Supreme Court affirms privacy rights for Canadians who share a computer
Supreme Court of Canada is shown in Ottawa on January 19, 2018. THE CANADIAN PRESS/Sean Kilpatrick
The Canadian Press
Published Thursday, December 13, 2018 11:45AM EST
OTTAWA - The Supreme Court of Canada says sharing a computer with someone does not mean giving up privacy rights over the material stored on the machine.
In a ruling today, the high court restored the acquittal of Thomas Reeves of Sudbury, Ont., on child pornography charges -- even though his common-law spouse had consented to police seizure of a jointly used computer from their home.
In October 2012, police arrived at the home without a warrant after Reeves' spouse reported finding what she believed to be child pornography on the computer.
The ruling says although the spouses shared the computer, Reeves had a reasonable expectation of privacy concerning its contents.
The court found the warrantless seizure of the computer and subsequent search were unreasonable, meaning the child pornography evidence should be disallowed.

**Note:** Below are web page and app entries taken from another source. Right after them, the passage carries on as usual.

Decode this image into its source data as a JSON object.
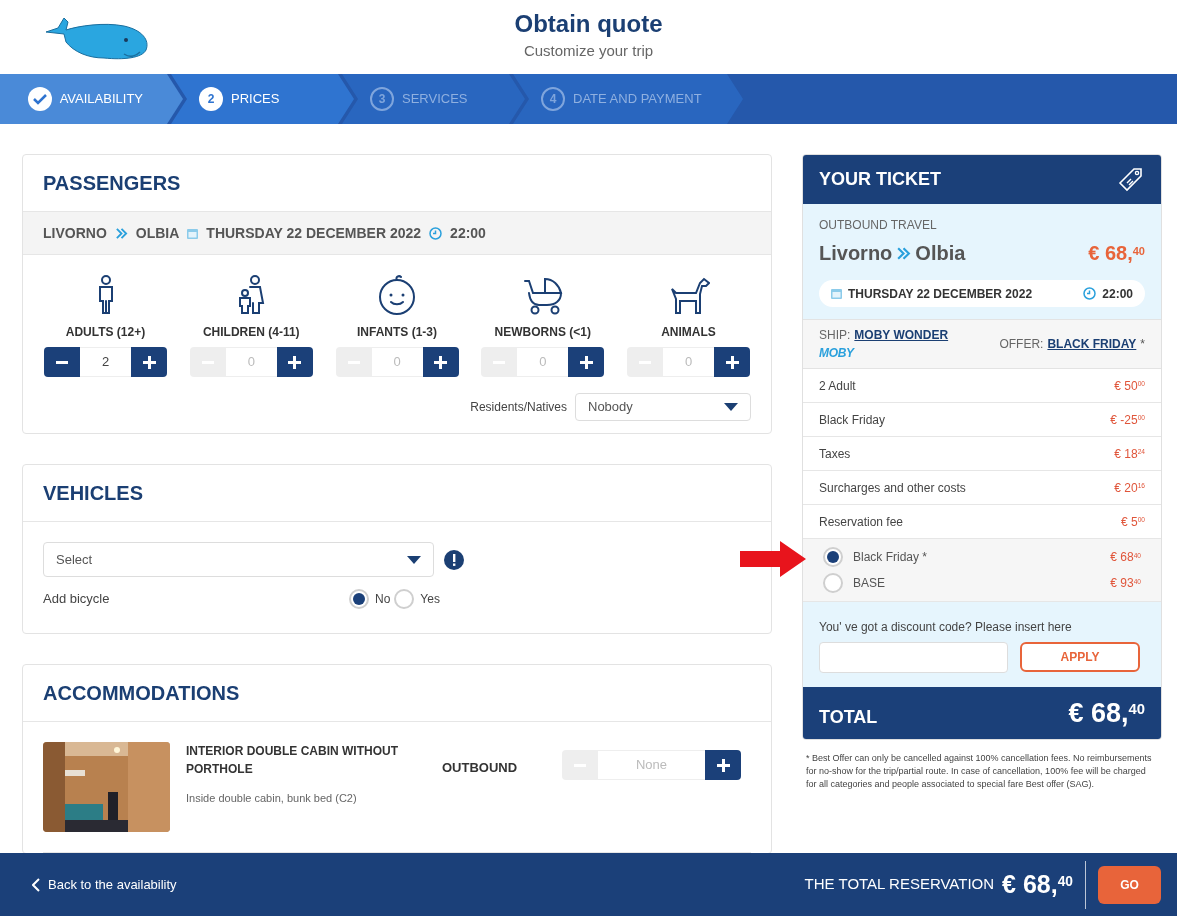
{
  "header": {
    "title": "Obtain quote",
    "subtitle": "Customize your trip"
  },
  "steps": [
    {
      "label": "AVAILABILITY",
      "completed": true,
      "selected": false
    },
    {
      "number": "2",
      "label": "PRICES",
      "completed": false,
      "selected": true
    },
    {
      "number": "3",
      "label": "SERVICES",
      "completed": false,
      "selected": false
    },
    {
      "number": "4",
      "label": "DATE AND PAYMENT",
      "completed": false,
      "selected": false
    }
  ],
  "passengers": {
    "title": "PASSENGERS",
    "route": {
      "from": "LIVORNO",
      "to": "OLBIA",
      "date": "THURSDAY 22 DECEMBER 2022",
      "time": "22:00"
    },
    "categories": [
      {
        "kind": "adult",
        "label": "ADULTS (12+)",
        "value": "2",
        "minus_disabled": false
      },
      {
        "kind": "child",
        "label": "CHILDREN (4-11)",
        "value": "0",
        "minus_disabled": true
      },
      {
        "kind": "infant",
        "label": "INFANTS (1-3)",
        "value": "0",
        "minus_disabled": true
      },
      {
        "kind": "newborn",
        "label": "NEWBORNS (<1)",
        "value": "0",
        "minus_disabled": true
      },
      {
        "kind": "animal",
        "label": "ANIMALS",
        "value": "0",
        "minus_disabled": true
      }
    ],
    "residents": {
      "label": "Residents/Natives",
      "value": "Nobody"
    }
  },
  "vehicles": {
    "title": "VEHICLES",
    "select": {
      "value": "Select"
    },
    "bicycle": {
      "label": "Add bicycle",
      "options": [
        {
          "label": "No",
          "selected": true
        },
        {
          "label": "Yes",
          "selected": false
        }
      ]
    }
  },
  "accommodations": {
    "title": "ACCOMMODATIONS",
    "items": [
      {
        "name": "INTERIOR DOUBLE CABIN WITHOUT PORTHOLE",
        "description": "Inside double cabin, bunk bed (C2)",
        "direction": "OUTBOUND",
        "value": "None",
        "minus_disabled": true
      }
    ]
  },
  "ticket": {
    "title": "YOUR TICKET",
    "direction": "OUTBOUND TRAVEL",
    "from": "Livorno",
    "to": "Olbia",
    "price": "€ 68,$^{40}$",
    "date": "THURSDAY 22 DECEMBER 2022",
    "time": "22:00",
    "ship_label": "SHIP:",
    "ship": "MOBY WONDER",
    "logo": "MOBY",
    "offer_label": "OFFER:",
    "offer": "BLACK FRIDAY",
    "offer_mark": "*",
    "lines": [
      {
        "label": "2 Adult",
        "amount": "€ 50$^{00}$"
      },
      {
        "label": "Black Friday",
        "amount": "€ -25$^{00}$"
      },
      {
        "label": "Taxes",
        "amount": "€ 18$^{24}$"
      },
      {
        "label": "Surcharges and other costs",
        "amount": "€ 20$^{16}$"
      },
      {
        "label": "Reservation fee",
        "amount": "€ 5$^{00}$"
      }
    ],
    "fares": [
      {
        "label": "Black Friday *",
        "amount": "€ 68$^{40}$",
        "selected": true
      },
      {
        "label": "BASE",
        "amount": "€ 93$^{40}$",
        "selected": false
      }
    ],
    "discount": {
      "label": "You' ve got a discount code? Please insert here",
      "button": "APPLY"
    },
    "total_label": "TOTAL",
    "total": "€ 68,$^{40}$",
    "note": "* Best Offer can only be cancelled against 100% cancellation fees. No reimbursements for no-show for the trip/partial route. In case of cancellation, 100% fee will be charged for all categories and people associated to special fare Best offer (SAG)."
  },
  "footer": {
    "back": "Back to the availability",
    "total_label": "THE TOTAL RESERVATION",
    "total": "€ 68,$^{40}$",
    "button": "GO"
  }
}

The ruling says the case affects the privacy rights of all Canadians who share a computer.